Because the entries hold pictures, reproduce only their words, exactly as written.

▶ THE DATA:
_ _ _ _ _ _ _
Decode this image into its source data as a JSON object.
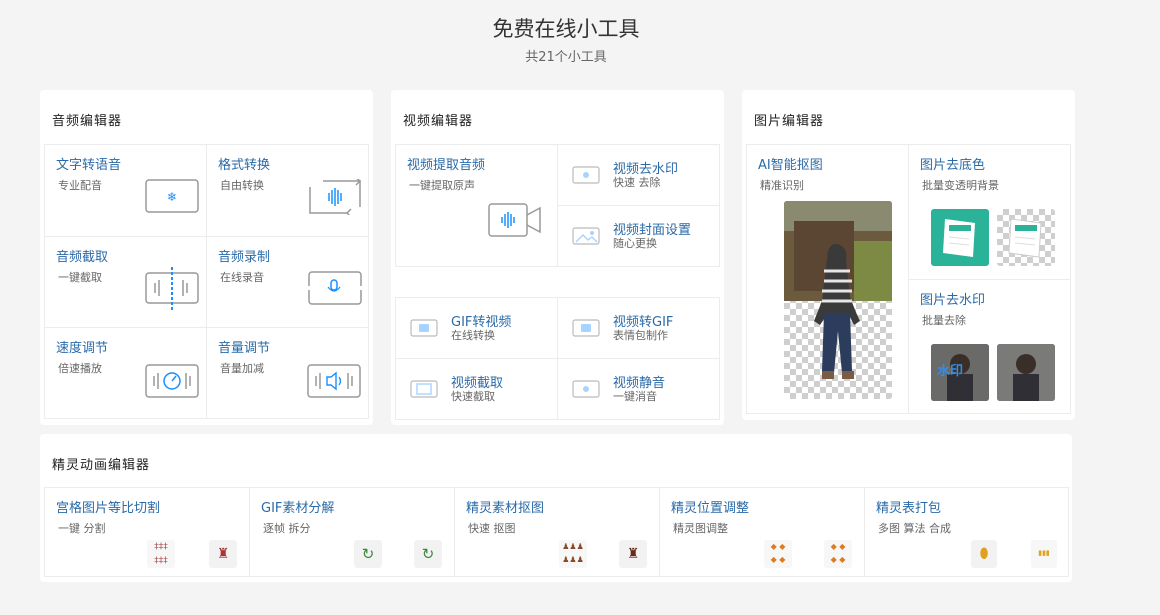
{
  "page": {
    "title": "免费在线小工具",
    "subtitle": "共21个小工具"
  },
  "audio": {
    "title": "音频编辑器",
    "items": [
      {
        "label": "文字转语音",
        "desc": "专业配音"
      },
      {
        "label": "格式转换",
        "desc": "自由转换"
      },
      {
        "label": "音频截取",
        "desc": "一键截取"
      },
      {
        "label": "音频录制",
        "desc": "在线录音"
      },
      {
        "label": "速度调节",
        "desc": "倍速播放"
      },
      {
        "label": "音量调节",
        "desc": "音量加减"
      }
    ]
  },
  "video": {
    "title": "视频编辑器",
    "items": [
      {
        "label": "视频提取音频",
        "desc": "一键提取原声"
      },
      {
        "label": "视频去水印",
        "desc": "快速 去除"
      },
      {
        "label": "视频封面设置",
        "desc": "随心更换"
      },
      {
        "label": "GIF转视频",
        "desc": "在线转换"
      },
      {
        "label": "视频转GIF",
        "desc": "表情包制作"
      },
      {
        "label": "视频截取",
        "desc": "快速截取"
      },
      {
        "label": "视频静音",
        "desc": "一键消音"
      }
    ]
  },
  "image": {
    "title": "图片编辑器",
    "items": [
      {
        "label": "AI智能抠图",
        "desc": "精准识别"
      },
      {
        "label": "图片去底色",
        "desc": "批量变透明背景"
      },
      {
        "label": "图片去水印",
        "desc": "批量去除"
      }
    ],
    "watermark_text": "水印"
  },
  "sprite": {
    "title": "精灵动画编辑器",
    "items": [
      {
        "label": "宫格图片等比切割",
        "desc": "一键 分割"
      },
      {
        "label": "GIF素材分解",
        "desc": "逐帧 拆分"
      },
      {
        "label": "精灵素材抠图",
        "desc": "快速 抠图"
      },
      {
        "label": "精灵位置调整",
        "desc": "精灵图调整"
      },
      {
        "label": "精灵表打包",
        "desc": "多图 算法 合成"
      }
    ]
  },
  "colors": {
    "link": "#2a6aa8",
    "accent": "#1890ff",
    "teal": "#2bb39a"
  }
}
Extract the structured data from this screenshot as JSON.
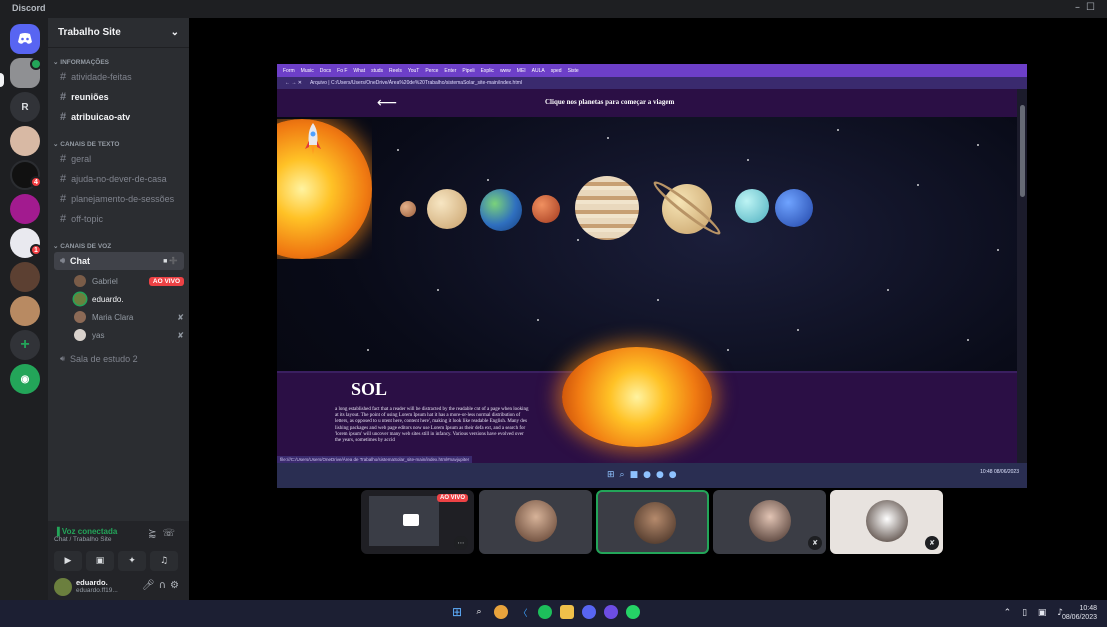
{
  "app": {
    "title": "Discord"
  },
  "rail": {
    "badge1": "4",
    "badge2": "1",
    "server_r": "R",
    "add_icon": "plus-icon",
    "explore_icon": "compass-icon"
  },
  "sidebar": {
    "server_name": "Trabalho Site",
    "cat_info": "INFORMAÇÕES",
    "info_channels": [
      "atividade-feitas",
      "reuniões",
      "atribuicao-atv"
    ],
    "cat_text": "CANAIS DE TEXTO",
    "text_channels": [
      "geral",
      "ajuda-no-dever-de-casa",
      "planejamento-de-sessões",
      "off-topic"
    ],
    "cat_voice": "CANAIS DE VOZ",
    "voice_channel": "Chat",
    "voice_users": [
      {
        "name": "Gabriel",
        "live": "AO VIVO"
      },
      {
        "name": "eduardo."
      },
      {
        "name": "Maria Clara"
      },
      {
        "name": "yas"
      }
    ],
    "voice_channel2": "Sala de estudo 2"
  },
  "voice_panel": {
    "status": "Voz conectada",
    "location": "Chat / Trabalho Site"
  },
  "user_panel": {
    "name": "eduardo.",
    "tag": "eduardo.ff19..."
  },
  "browser": {
    "tabs": [
      "Form",
      "Music",
      "Docs",
      "Fo F",
      "What",
      "studs",
      "Reels",
      "YouT",
      "Perce",
      "Enter",
      "Pipeli",
      "Explic",
      "www",
      "MEI",
      "AULA",
      "sped",
      "Siste"
    ],
    "address": "Arquivo  |  C:/Users/Users/OneDrive/Área%20de%20Trabalho/sistemaSolar_site-main/index.html",
    "hint": "Clique nos planetas para começar a viagem",
    "sol_title": "SOL",
    "sol_text": "a long established fact that a reader will be distracted by the readable cnt of a page when looking at its layout. The point of using Lorem Ipsum hat it has a more-or-less normal distribution of letters, as opposed to u ntent here, content here', making it look like readable English. Many des lishing packages and web page editors now use Lorem Ipsum as their defa ext, and a search for 'lorem ipsum' will uncover many web sites still in infancy. Various versions have evolved over the years, sometimes by accid",
    "status_url": "file:///C:/Users/Users/OneDrive/Área de Trabalho/sistemaSolar_site-main/index.html#navjupiter",
    "inner_clock": "10:48",
    "inner_date": "08/06/2023"
  },
  "tiles": {
    "live": "AO VIVO"
  },
  "taskbar": {
    "time": "10:48",
    "date": "08/06/2023"
  }
}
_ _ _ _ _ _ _
▶ YOUR SOLUTION:
Decode this image into its source data as a JSON object.
{
  "page": {
    "title": "免费在线小工具",
    "subtitle": "共21个小工具"
  },
  "audio": {
    "title": "音频编辑器",
    "items": [
      {
        "label": "文字转语音",
        "desc": "专业配音"
      },
      {
        "label": "格式转换",
        "desc": "自由转换"
      },
      {
        "label": "音频截取",
        "desc": "一键截取"
      },
      {
        "label": "音频录制",
        "desc": "在线录音"
      },
      {
        "label": "速度调节",
        "desc": "倍速播放"
      },
      {
        "label": "音量调节",
        "desc": "音量加减"
      }
    ]
  },
  "video": {
    "title": "视频编辑器",
    "items": [
      {
        "label": "视频提取音频",
        "desc": "一键提取原声"
      },
      {
        "label": "视频去水印",
        "desc": "快速 去除"
      },
      {
        "label": "视频封面设置",
        "desc": "随心更换"
      },
      {
        "label": "GIF转视频",
        "desc": "在线转换"
      },
      {
        "label": "视频转GIF",
        "desc": "表情包制作"
      },
      {
        "label": "视频截取",
        "desc": "快速截取"
      },
      {
        "label": "视频静音",
        "desc": "一键消音"
      }
    ]
  },
  "image": {
    "title": "图片编辑器",
    "items": [
      {
        "label": "AI智能抠图",
        "desc": "精准识别"
      },
      {
        "label": "图片去底色",
        "desc": "批量变透明背景"
      },
      {
        "label": "图片去水印",
        "desc": "批量去除"
      }
    ],
    "watermark_text": "水印"
  },
  "sprite": {
    "title": "精灵动画编辑器",
    "items": [
      {
        "label": "宫格图片等比切割",
        "desc": "一键 分割"
      },
      {
        "label": "GIF素材分解",
        "desc": "逐帧 拆分"
      },
      {
        "label": "精灵素材抠图",
        "desc": "快速 抠图"
      },
      {
        "label": "精灵位置调整",
        "desc": "精灵图调整"
      },
      {
        "label": "精灵表打包",
        "desc": "多图 算法 合成"
      }
    ]
  },
  "colors": {
    "link": "#2a6aa8",
    "accent": "#1890ff",
    "teal": "#2bb39a"
  }
}
Extract the structured data from this screenshot as JSON.
{
  "app": {
    "title": "Discord"
  },
  "rail": {
    "badge1": "4",
    "badge2": "1",
    "server_r": "R",
    "add_icon": "plus-icon",
    "explore_icon": "compass-icon"
  },
  "sidebar": {
    "server_name": "Trabalho Site",
    "cat_info": "INFORMAÇÕES",
    "info_channels": [
      "atividade-feitas",
      "reuniões",
      "atribuicao-atv"
    ],
    "cat_text": "CANAIS DE TEXTO",
    "text_channels": [
      "geral",
      "ajuda-no-dever-de-casa",
      "planejamento-de-sessões",
      "off-topic"
    ],
    "cat_voice": "CANAIS DE VOZ",
    "voice_channel": "Chat",
    "voice_users": [
      {
        "name": "Gabriel",
        "live": "AO VIVO"
      },
      {
        "name": "eduardo."
      },
      {
        "name": "Maria Clara"
      },
      {
        "name": "yas"
      }
    ],
    "voice_channel2": "Sala de estudo 2"
  },
  "voice_panel": {
    "status": "Voz conectada",
    "location": "Chat / Trabalho Site"
  },
  "user_panel": {
    "name": "eduardo.",
    "tag": "eduardo.ff19..."
  },
  "browser": {
    "tabs": [
      "Form",
      "Music",
      "Docs",
      "Fo F",
      "What",
      "studs",
      "Reels",
      "YouT",
      "Perce",
      "Enter",
      "Pipeli",
      "Explic",
      "www",
      "MEI",
      "AULA",
      "sped",
      "Siste"
    ],
    "address": "Arquivo  |  C:/Users/Users/OneDrive/Área%20de%20Trabalho/sistemaSolar_site-main/index.html",
    "hint": "Clique nos planetas para começar a viagem",
    "sol_title": "SOL",
    "sol_text": "a long established fact that a reader will be distracted by the readable cnt of a page when looking at its layout. The point of using Lorem Ipsum hat it has a more-or-less normal distribution of letters, as opposed to u ntent here, content here', making it look like readable English. Many des lishing packages and web page editors now use Lorem Ipsum as their defa ext, and a search for 'lorem ipsum' will uncover many web sites still in infancy. Various versions have evolved over the years, sometimes by accid",
    "status_url": "file:///C:/Users/Users/OneDrive/Área de Trabalho/sistemaSolar_site-main/index.html#navjupiter",
    "inner_clock": "10:48",
    "inner_date": "08/06/2023"
  },
  "tiles": {
    "live": "AO VIVO"
  },
  "taskbar": {
    "time": "10:48",
    "date": "08/06/2023"
  }
}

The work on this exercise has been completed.